On the other hand, in addition to mandates not particularly assigned to the federal government, cantons (subnational governments) are also responsible for specific duties assigned by the Swiss Constitution such as education (Article 62) and culture (Article 69).
The Bangsamoro Basic Bill is a good local example. One of the more innovative reforms in this proposed piece of legislation is the detailed allocation of government powers in Article V: 1) powers reserved to the national government under section 1; 2) powers held concurrently by the national government and the projected Bangsamoro Parliament in section 2; and, 3) powers held exclusively by the latter in section 3.
In sum, an unequivocal constitutional guarantee of local autonomy requires the assignment of responsibilities between the federal and state governments to be clear and coherent. Experience under the LGC clearly demonstrates that the lack of clarity concerning the local entity’s powers and functions can weaken the overall effectiveness of local autonomy.

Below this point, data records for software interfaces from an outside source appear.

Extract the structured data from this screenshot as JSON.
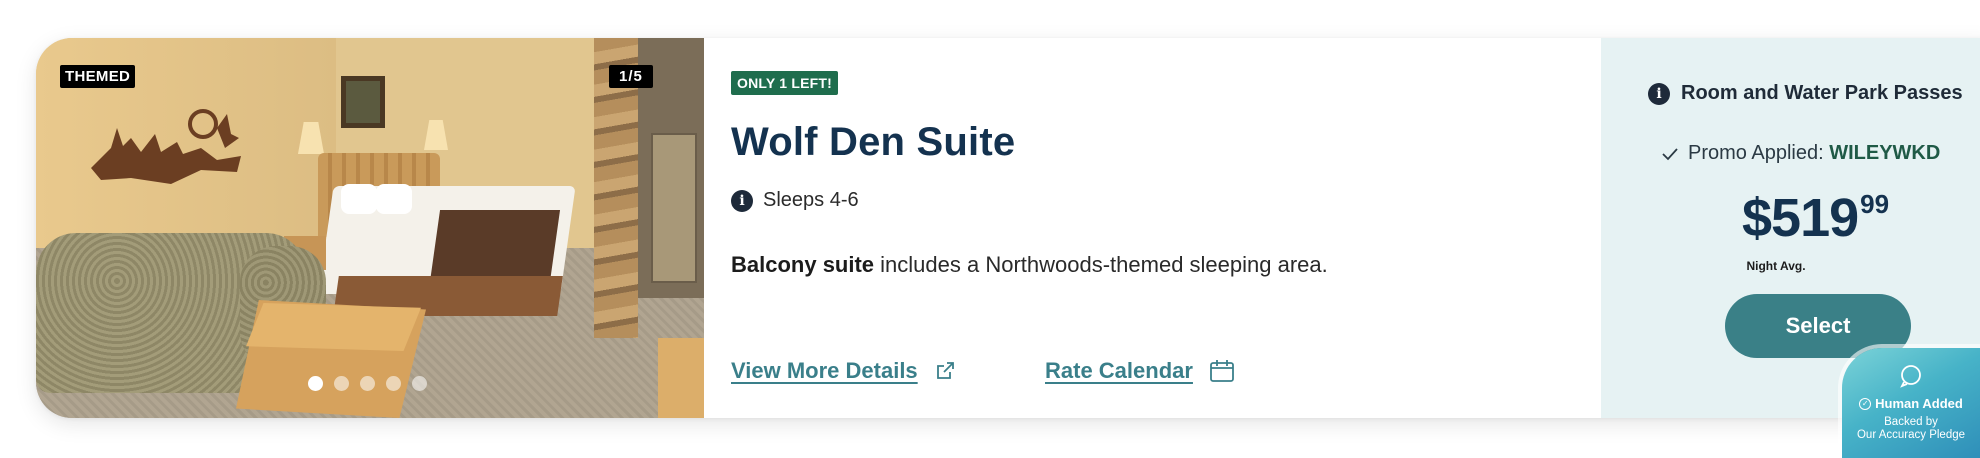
{
  "photo": {
    "tag": "THEMED",
    "counter": "1/5",
    "slides": 5,
    "active_slide": 1
  },
  "room": {
    "availability_badge": "ONLY 1 LEFT!",
    "name": "Wolf Den Suite",
    "sleeps": "Sleeps 4-6",
    "desc_bold": "Balcony suite",
    "desc_rest": " includes a Northwoods-themed sleeping area.",
    "details_link": "View More Details",
    "calendar_link": "Rate Calendar"
  },
  "pricing": {
    "package": "Room and Water Park Passes",
    "promo_label": "Promo Applied: ",
    "promo_code": "WILEYWKD",
    "price_main": "$519",
    "price_cents": "99",
    "price_note": "Night Avg.",
    "select_label": "Select"
  },
  "pledge": {
    "title": "Human Added",
    "line1": "Backed by",
    "line2": "Our Accuracy Pledge"
  },
  "colors": {
    "title_navy": "#14324f",
    "badge_green": "#1f6d4d",
    "link_teal": "#3a7f8a",
    "select_teal": "#3a8087",
    "price_panel_bg": "#e6f2f3"
  }
}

The underlying principle here is for the national charter to ensure that public deliverables which are best suited for the subnational government are allocated to the latter full stop. This prescription is very critical because the correct division of tax powers and other revenue-raising measures between the two levels of government hinges on it. Again, as experience under the LGC proves, the conflation of assignment undermines the entire public finance framework which consequently diminishes the ability of the local entity to satisfactorily perform its mandates.
However, if in the proposed draft charter, the devolution of funds and functions will be done gradually in accordance with the financial and organizational capacity of the regions, then the current arrangement in the 1987 Constitution is simply retained.
Moreover, if the Philippines will become federal NOT when the purported federal constitution is ratified in a plebiscite, but ONLY after the enactment of a Regional and Local Government Code, then local autonomy is not guaranteed. The government framework such a constitution establishes is federal by name only. (Michael Henry Ll. Yusingco, LLM is a legislative and policy consultant, law lecturer, a Non-Resident Research Fellow in the Ateneo School of Government, and author of the book, Rethinking the Bangsamoro Perspective. He is a regular contributor in various news and public affairs organizations in the Philippines and Australia.)